Task directions | Scan the records for lines with the string "thumbnail". Say how many there are, and add nothing.

Dataset content |
Segment Open
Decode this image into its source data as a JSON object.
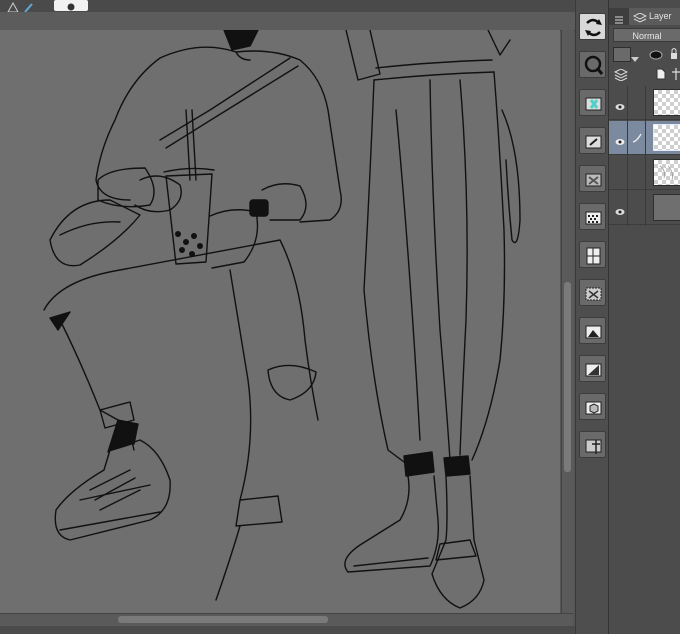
{
  "window": {
    "title": ""
  },
  "layer_panel": {
    "tab_label": "Layer",
    "blend_mode": "Normal",
    "layers": [
      {
        "visible": true,
        "selected": false,
        "thumbnail": "transparent"
      },
      {
        "visible": true,
        "selected": true,
        "thumbnail": "transparent"
      },
      {
        "visible": false,
        "selected": false,
        "thumbnail": "sketch"
      },
      {
        "visible": true,
        "selected": false,
        "thumbnail": "gray-fill"
      }
    ]
  },
  "tools": [
    "convert-layer-icon",
    "zoom-icon",
    "new-raster-layer-icon",
    "new-vector-layer-icon",
    "clear-layer-icon",
    "new-tone-icon",
    "frame-border-icon",
    "selection-to-layer-icon",
    "image-material-icon",
    "gradient-map-icon",
    "3d-material-icon",
    "ruler-icon"
  ],
  "colors": {
    "canvas": "#6f6f6f",
    "ui_dark": "#4c4c4c",
    "selected_layer": "#7c8aa0"
  }
}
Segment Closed
Answer space | 4